Friday, September 21, 2012

Good money for bad art

This is getting better and better!

A really shabby and botched restoration of a minor work in a small church in Zaragoza, Spain, by an unknown artist (?)/ restorer (?), Cecilia Gimenez, was hailed by many as a real contribution to contemporary art, although it is only fair to add that many others laughed at it. I believe that a description of it as "an intelligent reflection of the political and social conditions of our times" is not far off the mark (lots of laughs here).

After attracting so much attention, it has of course become a celebrity - and celebrity status ultimately leads in only one direction -- money, lots of it.

And according to today's Guardian, this is exactly what is happening.

Now, after the church started to rake in the cash by charging the multitudes who came to view this bizarre restoration, which makes Jesus look like a hairy monkey, the restorer herself wants a cut of the cake. After all, at 4 euros per admission, this is not an insignificant sum. Hilarious.

See, I told you, if a curator of contemporary art had been wise and bought the work outright (when it would have presumably been sold for a song), all this money would now be flowing in a different direction.


Margaret Bowker said...

After reading your two blogs on this, Professor, I'm feeling a little insecure. So people can really see value in this form of expression? I once was distracted from a very good lecture on the immortal Jane by a work of modern art on the back wall, evidently composed of random dots. It seemed incomprehensible even after two hours. Does this type of art need special application? Or - getting back to your blog,can I just enjoy your wit and not worry about it.

S.Z. said...

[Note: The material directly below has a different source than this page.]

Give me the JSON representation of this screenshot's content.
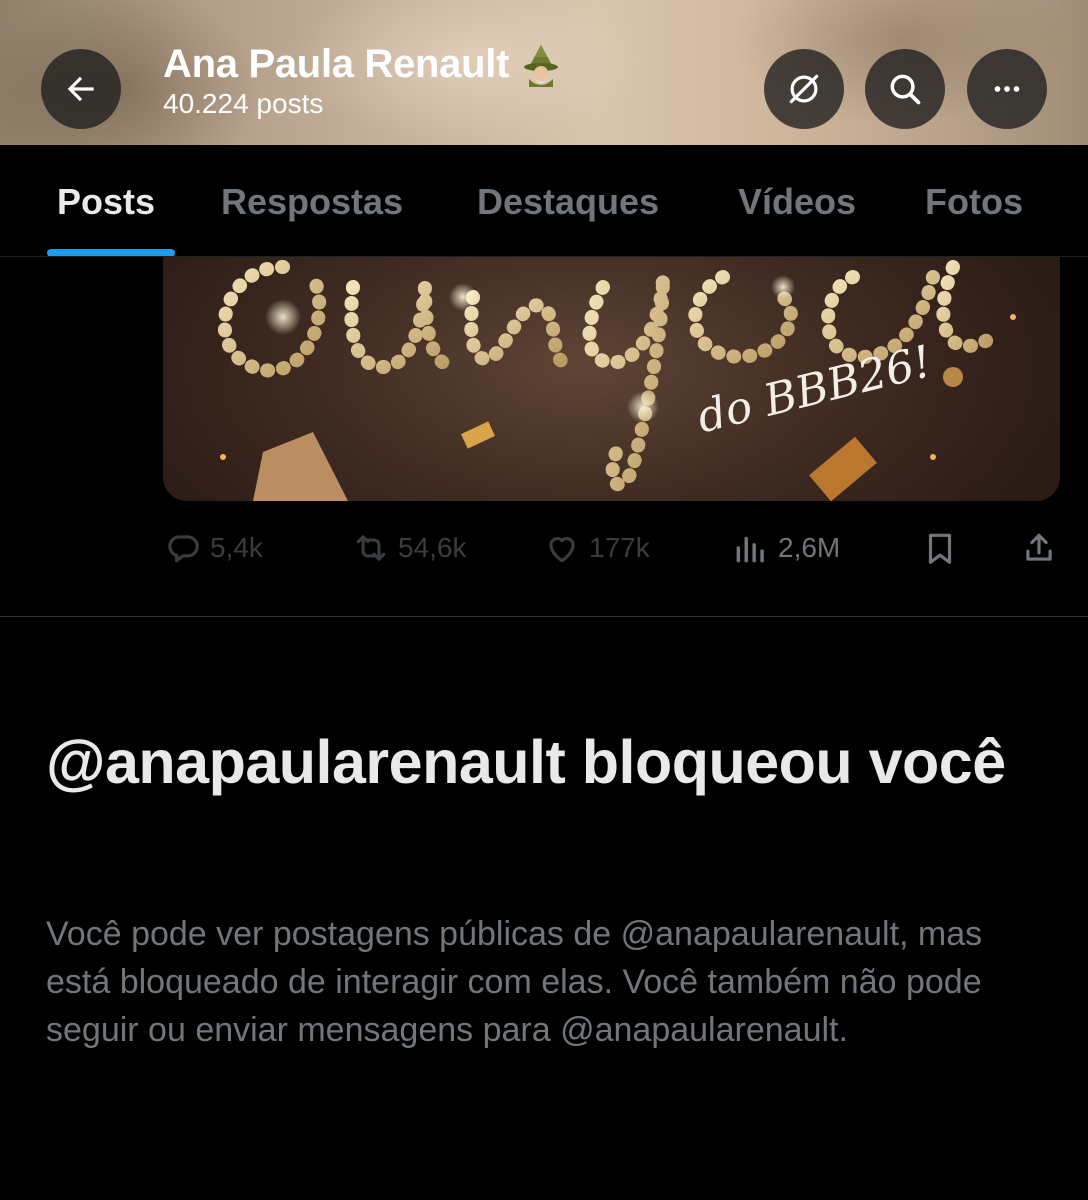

Oh, I think that you should enjoy the wit and not worry about it - but only up to a point. I think that this is the result of years of giving what is essentially without much merit prominent places in leading galleries, and pretending that it somehow addresses major issue of our time and of intellect. The man who defaced the Rothko painting at the Tate last week claimed that it has increased its value. He is almost certainly right about that, but of course it does not (in my view) increase its value as art but art in the service of commerce. Some papers have made much of the fact that Marcel Duchamp similarly defaced Leonardo's Mona Lisa. But Duchamp did not in fact deface the actual painting itself but only a reproduction of it. He was, I think, merely making fun of the art establishment. Unfortunately, and without realising, he created a precedented that is being unthinkingly exploited.